I went to the Apple store this week to buy a new MacBook. It’s important that I mention that I’ve been a PC user for, oh, more years than I maybe want to own up to. So why convert to a Mac? Well, a number of reasons having to do with technology, but all the Mac fans I know also spoke of the great customer experience at the Apple store.
I left the Apple store without making a purchase, even though I had gone there to buy, and found exactly what I wanted. Call it stubborness, but on principal, I did not want to pay $100 extra for a black MacBook that was identical in every other respect to a white MacBook. I discovered this pricing oddity by accident, and when I talked to a sales person, he admitted it didn’t make sense. I asked if someone might be able to give me a $100 discount (on what was going to be an approx. $2,000 purchase). He said he’d get the manager for me, and after a bit of a delay, the manager came apologizing for my having to wait. But could she solve the problem for me? No. The reason I’d have to pay $100 more for the identical configuration on a black MacBook was — because it was black.

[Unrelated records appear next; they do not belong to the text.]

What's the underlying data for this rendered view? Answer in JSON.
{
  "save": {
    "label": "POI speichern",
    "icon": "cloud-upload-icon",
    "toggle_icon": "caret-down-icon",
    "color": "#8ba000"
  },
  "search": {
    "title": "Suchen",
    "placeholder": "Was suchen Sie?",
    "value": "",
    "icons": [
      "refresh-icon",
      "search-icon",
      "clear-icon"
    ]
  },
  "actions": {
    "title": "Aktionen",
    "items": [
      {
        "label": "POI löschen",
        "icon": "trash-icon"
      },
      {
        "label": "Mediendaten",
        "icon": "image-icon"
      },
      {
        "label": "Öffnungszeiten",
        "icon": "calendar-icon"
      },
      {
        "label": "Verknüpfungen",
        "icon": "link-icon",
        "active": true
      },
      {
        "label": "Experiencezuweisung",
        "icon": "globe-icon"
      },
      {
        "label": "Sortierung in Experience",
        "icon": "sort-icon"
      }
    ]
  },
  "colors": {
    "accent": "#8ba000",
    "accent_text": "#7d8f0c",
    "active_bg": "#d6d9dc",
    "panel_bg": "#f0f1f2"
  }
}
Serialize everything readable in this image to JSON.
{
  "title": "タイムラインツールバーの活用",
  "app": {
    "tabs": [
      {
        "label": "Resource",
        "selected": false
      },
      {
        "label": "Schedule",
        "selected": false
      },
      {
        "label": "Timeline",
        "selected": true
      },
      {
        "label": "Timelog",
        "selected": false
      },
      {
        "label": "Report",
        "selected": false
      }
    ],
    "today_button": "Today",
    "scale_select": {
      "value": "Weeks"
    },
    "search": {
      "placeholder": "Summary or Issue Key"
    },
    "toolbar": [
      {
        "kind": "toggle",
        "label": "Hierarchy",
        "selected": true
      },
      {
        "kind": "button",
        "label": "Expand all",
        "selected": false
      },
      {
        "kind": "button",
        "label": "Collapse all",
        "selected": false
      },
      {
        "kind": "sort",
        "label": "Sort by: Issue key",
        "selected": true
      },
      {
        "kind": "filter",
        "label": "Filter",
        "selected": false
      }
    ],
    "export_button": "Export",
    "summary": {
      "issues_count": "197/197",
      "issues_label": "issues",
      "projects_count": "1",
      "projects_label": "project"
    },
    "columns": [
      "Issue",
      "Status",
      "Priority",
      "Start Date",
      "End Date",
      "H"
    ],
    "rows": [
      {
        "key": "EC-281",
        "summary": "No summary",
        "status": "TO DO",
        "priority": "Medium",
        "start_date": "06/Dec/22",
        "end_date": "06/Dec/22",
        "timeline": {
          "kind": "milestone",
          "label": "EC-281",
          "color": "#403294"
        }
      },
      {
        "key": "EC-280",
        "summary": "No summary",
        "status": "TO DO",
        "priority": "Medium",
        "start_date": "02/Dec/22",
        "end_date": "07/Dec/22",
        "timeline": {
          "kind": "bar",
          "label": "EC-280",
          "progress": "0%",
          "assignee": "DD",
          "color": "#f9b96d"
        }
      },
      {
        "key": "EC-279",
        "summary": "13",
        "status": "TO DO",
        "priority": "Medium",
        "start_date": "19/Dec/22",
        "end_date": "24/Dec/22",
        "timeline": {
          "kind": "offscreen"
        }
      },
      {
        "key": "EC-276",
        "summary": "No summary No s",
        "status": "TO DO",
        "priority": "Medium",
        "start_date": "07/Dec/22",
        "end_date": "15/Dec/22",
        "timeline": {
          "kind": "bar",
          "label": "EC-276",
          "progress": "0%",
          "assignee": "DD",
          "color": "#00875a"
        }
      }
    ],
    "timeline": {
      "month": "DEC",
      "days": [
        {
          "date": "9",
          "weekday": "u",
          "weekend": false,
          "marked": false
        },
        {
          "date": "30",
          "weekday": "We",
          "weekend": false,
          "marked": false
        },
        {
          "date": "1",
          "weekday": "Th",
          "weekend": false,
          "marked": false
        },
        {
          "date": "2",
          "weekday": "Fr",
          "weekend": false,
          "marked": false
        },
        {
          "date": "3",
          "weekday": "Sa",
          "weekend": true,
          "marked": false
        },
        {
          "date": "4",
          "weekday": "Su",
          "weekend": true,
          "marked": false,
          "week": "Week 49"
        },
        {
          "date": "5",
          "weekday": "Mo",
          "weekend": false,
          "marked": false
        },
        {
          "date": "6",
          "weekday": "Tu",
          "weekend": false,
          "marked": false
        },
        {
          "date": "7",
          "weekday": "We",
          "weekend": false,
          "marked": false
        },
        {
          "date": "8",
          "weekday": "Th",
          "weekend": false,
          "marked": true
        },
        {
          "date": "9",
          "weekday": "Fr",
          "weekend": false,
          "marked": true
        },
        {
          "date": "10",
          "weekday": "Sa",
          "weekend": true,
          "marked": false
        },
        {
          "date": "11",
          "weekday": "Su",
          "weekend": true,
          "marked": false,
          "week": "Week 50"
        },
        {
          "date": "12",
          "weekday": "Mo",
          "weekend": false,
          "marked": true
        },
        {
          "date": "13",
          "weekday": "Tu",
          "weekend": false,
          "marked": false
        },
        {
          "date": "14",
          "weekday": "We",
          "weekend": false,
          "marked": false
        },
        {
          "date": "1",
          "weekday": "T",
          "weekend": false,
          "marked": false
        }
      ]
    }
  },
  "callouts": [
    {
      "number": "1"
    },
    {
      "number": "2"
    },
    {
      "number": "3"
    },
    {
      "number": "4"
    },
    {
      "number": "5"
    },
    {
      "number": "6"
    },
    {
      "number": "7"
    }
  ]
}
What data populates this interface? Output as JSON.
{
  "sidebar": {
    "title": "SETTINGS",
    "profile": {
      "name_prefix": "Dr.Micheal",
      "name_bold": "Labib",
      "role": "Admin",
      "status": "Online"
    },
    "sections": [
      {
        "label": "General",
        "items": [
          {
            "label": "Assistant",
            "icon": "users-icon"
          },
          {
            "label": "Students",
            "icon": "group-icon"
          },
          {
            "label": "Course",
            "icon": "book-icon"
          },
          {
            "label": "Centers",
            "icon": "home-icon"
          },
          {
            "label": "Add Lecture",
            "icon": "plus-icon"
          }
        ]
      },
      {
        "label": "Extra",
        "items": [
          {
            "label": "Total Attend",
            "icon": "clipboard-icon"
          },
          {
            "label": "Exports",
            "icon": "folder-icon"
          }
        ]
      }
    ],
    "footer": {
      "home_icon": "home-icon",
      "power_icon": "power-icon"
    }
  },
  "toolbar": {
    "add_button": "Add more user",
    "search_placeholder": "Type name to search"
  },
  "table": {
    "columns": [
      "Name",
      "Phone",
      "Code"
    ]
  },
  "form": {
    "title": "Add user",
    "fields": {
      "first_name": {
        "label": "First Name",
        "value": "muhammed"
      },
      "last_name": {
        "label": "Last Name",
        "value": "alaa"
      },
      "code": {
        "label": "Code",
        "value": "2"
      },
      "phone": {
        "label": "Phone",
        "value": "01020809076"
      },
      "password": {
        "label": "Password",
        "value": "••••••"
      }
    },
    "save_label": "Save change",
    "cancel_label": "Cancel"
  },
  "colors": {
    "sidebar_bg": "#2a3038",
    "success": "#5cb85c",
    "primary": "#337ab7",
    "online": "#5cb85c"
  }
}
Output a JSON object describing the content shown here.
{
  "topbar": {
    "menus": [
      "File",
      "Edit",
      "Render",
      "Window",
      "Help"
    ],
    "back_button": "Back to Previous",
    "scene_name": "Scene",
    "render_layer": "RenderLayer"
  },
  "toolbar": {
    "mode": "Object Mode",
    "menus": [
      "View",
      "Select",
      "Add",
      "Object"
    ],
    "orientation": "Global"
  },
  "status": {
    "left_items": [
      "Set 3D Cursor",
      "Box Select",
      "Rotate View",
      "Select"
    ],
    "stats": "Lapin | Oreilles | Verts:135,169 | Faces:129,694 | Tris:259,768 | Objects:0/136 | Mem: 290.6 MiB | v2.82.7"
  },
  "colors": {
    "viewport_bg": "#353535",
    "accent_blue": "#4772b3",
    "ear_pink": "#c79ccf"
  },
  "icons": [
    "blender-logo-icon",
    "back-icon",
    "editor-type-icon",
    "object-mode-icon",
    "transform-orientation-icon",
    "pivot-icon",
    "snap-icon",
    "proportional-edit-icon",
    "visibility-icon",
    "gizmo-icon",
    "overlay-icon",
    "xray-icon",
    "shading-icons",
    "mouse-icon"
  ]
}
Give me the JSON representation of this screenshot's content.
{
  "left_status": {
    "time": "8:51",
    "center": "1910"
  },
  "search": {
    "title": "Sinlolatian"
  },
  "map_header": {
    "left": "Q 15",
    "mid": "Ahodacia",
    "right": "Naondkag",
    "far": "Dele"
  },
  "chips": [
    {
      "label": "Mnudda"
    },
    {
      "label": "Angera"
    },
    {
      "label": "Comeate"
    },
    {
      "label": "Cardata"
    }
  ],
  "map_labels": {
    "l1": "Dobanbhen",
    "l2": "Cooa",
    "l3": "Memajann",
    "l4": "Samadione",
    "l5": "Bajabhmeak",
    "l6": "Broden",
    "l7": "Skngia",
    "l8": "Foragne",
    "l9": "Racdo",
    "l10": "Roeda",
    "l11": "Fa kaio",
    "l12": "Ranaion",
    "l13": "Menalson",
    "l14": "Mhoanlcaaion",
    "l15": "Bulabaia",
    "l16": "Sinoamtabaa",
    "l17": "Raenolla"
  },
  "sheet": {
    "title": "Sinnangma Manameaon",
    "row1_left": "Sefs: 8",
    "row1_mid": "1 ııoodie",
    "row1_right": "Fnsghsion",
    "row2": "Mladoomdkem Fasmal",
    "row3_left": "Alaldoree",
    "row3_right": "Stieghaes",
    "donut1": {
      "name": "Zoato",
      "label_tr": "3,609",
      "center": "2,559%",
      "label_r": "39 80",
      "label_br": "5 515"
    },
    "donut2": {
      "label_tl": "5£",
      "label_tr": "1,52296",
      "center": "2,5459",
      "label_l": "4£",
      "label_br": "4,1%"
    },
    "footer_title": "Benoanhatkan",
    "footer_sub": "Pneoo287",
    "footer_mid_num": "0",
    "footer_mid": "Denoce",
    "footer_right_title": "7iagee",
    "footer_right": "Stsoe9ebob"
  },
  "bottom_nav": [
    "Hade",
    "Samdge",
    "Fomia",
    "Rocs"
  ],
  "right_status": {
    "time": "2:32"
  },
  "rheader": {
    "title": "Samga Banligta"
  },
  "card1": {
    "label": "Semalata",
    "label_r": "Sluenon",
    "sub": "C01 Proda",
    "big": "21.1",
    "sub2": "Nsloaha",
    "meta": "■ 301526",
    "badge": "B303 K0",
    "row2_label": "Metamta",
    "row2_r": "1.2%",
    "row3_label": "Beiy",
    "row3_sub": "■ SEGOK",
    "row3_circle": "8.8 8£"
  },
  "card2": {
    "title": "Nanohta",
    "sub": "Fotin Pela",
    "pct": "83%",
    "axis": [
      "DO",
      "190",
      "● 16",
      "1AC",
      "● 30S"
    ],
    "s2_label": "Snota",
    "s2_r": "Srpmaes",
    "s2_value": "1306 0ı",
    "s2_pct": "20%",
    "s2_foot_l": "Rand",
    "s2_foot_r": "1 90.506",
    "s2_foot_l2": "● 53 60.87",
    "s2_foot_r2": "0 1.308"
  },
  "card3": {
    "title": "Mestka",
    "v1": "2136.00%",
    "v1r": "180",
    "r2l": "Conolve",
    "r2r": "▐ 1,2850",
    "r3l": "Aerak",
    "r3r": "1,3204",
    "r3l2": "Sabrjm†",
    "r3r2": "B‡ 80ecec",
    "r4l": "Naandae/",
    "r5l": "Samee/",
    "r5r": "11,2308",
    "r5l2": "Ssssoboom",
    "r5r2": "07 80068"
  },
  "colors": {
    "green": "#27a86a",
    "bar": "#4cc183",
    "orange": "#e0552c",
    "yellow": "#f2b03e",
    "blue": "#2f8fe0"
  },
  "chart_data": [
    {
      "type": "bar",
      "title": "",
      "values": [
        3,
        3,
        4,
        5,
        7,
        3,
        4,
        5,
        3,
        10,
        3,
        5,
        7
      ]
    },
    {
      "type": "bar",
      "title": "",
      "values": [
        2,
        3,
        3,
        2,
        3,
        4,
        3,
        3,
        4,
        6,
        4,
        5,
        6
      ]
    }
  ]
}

That was not the kind of customer experience I had been hoping for that day, and I came back empty-handed. Yes, I spent at least $100 worth of my time being stubborn, and that doesn’t make good business sense. But did it make good business sense for Apple management to insist that a black case is worth more than a white one?